I attended a class on infant CPR the other day. I filled those plastic lungs with my own breath and compressed that little chest.

So, yeah. Getting real.

Cats

Cats

We’re cat-sitting at Casa Lizzi for the next three weeks.  There are two of them now making free with the place, climbing on everything and shedding enough fur to line a parka.  So I’ve been thinking some about cats.

What is the fascination fable makers have with cats?

Football Season

It is that time of year again. The weather remains sunny and hot but the days are growing shorter.  The first hints of autumn appear: yellowing leaves, an occasional shower or an overcast day breaking up the pattern of one sunny day after another.  This is nature’s way of telling me football season has started.

I realize this means nothing to many of you.  Football, or for that matter sports of any kind, are for some a matter of indifference or even abhorrence.  I understand that.  Sports, organized games, physical activities constrained by arbitrary rules are from a certain perspective pointless.  They celebrate the physical over the cerebral, prioritize group-think over the individual, and seemingly reward disproportionately achievement in meaningless contests above excellence in more objectively important endeavors.  They revel in war metaphors, rejoice in naked brutality and organized violence.  They engender divisions, create tribal affiliations of enthusiasts who despise one another for no reason other than supporting a particular team of ball players.  As if we need one more reason to hate each other.

To all of which I say – phooey.  I like football.  I like the visceral, second-hand thrill of watching my team make a remarkable play.  I like the glow of a victory.  Even the despondency of a defeat adds a certain bitter seasoning to life.
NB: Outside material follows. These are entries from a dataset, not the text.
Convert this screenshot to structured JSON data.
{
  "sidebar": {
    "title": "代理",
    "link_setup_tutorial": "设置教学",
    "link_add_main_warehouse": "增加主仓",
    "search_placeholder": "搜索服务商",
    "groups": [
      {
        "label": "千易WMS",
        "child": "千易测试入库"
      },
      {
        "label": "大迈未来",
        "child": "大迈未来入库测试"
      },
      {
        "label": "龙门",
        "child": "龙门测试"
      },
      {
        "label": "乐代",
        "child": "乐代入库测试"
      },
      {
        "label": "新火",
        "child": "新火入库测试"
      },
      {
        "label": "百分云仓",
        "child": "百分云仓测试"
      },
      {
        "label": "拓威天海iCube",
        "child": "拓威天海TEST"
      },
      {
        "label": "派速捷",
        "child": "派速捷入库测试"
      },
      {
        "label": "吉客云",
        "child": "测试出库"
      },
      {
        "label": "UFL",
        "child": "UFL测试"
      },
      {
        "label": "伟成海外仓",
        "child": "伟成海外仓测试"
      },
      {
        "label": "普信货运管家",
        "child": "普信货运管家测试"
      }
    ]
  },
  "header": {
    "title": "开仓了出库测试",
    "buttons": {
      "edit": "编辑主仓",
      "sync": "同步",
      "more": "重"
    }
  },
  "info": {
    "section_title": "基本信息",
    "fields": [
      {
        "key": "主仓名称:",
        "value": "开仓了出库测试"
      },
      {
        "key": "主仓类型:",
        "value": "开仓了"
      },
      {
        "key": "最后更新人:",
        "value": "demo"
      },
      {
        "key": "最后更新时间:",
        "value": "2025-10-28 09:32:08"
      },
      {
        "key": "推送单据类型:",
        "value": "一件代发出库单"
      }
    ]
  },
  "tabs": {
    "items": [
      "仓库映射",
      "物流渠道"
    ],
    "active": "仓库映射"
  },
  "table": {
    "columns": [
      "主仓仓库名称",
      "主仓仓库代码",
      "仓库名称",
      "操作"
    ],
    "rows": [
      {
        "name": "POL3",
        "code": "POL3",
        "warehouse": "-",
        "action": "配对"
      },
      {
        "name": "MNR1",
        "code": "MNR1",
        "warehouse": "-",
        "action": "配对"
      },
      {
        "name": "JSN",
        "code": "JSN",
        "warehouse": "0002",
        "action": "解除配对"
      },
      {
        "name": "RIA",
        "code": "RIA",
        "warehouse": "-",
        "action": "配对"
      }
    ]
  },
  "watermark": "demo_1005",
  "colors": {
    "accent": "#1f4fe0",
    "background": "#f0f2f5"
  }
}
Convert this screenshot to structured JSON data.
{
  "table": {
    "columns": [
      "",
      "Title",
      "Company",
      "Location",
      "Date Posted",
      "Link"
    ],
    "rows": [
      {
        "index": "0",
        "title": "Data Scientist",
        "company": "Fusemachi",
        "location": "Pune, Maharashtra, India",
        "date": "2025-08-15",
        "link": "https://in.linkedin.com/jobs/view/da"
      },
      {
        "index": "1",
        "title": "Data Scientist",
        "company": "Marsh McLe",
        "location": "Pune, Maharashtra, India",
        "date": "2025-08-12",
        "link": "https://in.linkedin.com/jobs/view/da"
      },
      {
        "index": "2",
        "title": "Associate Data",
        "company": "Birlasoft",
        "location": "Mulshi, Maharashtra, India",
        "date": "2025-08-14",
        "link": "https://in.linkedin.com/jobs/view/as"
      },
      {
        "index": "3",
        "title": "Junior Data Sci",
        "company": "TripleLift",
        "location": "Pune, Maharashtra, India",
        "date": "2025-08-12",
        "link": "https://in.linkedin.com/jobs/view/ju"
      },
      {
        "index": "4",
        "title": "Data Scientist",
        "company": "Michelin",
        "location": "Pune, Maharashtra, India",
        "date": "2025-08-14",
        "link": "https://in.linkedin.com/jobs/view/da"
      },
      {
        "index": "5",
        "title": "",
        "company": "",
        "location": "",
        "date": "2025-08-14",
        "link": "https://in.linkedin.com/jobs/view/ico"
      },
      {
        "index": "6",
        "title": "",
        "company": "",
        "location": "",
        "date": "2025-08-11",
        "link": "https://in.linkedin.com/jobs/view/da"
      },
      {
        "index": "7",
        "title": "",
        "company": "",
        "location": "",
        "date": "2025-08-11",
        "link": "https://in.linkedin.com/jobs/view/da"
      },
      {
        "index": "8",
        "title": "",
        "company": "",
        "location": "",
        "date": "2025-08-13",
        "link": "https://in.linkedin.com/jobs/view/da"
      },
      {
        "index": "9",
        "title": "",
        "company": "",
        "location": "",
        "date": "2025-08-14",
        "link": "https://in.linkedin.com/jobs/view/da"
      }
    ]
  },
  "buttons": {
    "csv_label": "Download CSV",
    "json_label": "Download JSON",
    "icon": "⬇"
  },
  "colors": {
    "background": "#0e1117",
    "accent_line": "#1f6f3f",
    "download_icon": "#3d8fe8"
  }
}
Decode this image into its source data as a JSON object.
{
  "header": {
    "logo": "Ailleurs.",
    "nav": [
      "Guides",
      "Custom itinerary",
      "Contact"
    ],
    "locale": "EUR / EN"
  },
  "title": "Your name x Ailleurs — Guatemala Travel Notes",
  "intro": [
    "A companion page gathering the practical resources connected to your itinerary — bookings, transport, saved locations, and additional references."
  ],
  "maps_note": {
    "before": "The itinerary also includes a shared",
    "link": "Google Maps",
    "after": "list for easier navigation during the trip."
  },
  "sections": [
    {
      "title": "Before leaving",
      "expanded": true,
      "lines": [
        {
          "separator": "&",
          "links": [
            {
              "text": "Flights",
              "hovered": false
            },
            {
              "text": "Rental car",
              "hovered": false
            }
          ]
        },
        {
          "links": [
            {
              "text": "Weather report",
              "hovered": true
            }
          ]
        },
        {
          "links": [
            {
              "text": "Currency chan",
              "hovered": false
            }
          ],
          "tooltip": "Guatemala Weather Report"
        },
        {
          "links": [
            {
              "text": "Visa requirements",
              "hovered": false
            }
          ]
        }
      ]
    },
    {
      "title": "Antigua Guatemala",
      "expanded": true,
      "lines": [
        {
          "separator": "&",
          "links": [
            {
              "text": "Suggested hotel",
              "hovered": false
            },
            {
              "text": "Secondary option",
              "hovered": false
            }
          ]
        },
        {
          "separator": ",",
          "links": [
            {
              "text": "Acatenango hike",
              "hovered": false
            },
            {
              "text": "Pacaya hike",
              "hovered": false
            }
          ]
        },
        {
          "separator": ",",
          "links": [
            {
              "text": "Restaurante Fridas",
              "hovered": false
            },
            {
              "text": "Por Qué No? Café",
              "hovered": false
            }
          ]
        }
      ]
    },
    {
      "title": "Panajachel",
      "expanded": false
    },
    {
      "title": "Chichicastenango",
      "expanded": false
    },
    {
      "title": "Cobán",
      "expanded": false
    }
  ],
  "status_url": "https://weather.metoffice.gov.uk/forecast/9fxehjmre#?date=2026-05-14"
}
I like stories, drama.  But too often with a novel, movie, television show I have a pretty good idea of what will happen, the beats, the ‘surprise’ twists.  Football, sports in general, provides unscripted drama.  I truly have no idea what will occur.  And this spectacle often comes accompanied by beer and chicken wings.  So there’s that.

Football, and to some extent baseball, lend themselves to viewing while reading.  These are episodic sports.  The duration between plays, between pitches, generally provides enough time to get through the average length paragraph.  Basketball, soccer, and other sports in which the action is mostly continuous lack this multi-tasking aspect.

And let’s address the tribal division concern.  Stipulated that competition is inherently divisive, both for players and adherents.  One need only consider the riots in Byzantium caused by followers of the chariot teams, the blues, the greens, etc.  But there is another side to this coin.  Comradery.  The fellow-feelling between two supporters of the same team can bridge divides.  A bond can exist between two strangers at a bar pulling for the same team to win.  And that’s a good thing.  Hell, Hunter S. Thompson and Richard Nixon found common ground discussing football.

So, I don’t mind if you disdain or enjoy football.  I understand both positions and my attention is not to convert anyone to my point of view.  But I’m utterly content right now.  Let the games begin!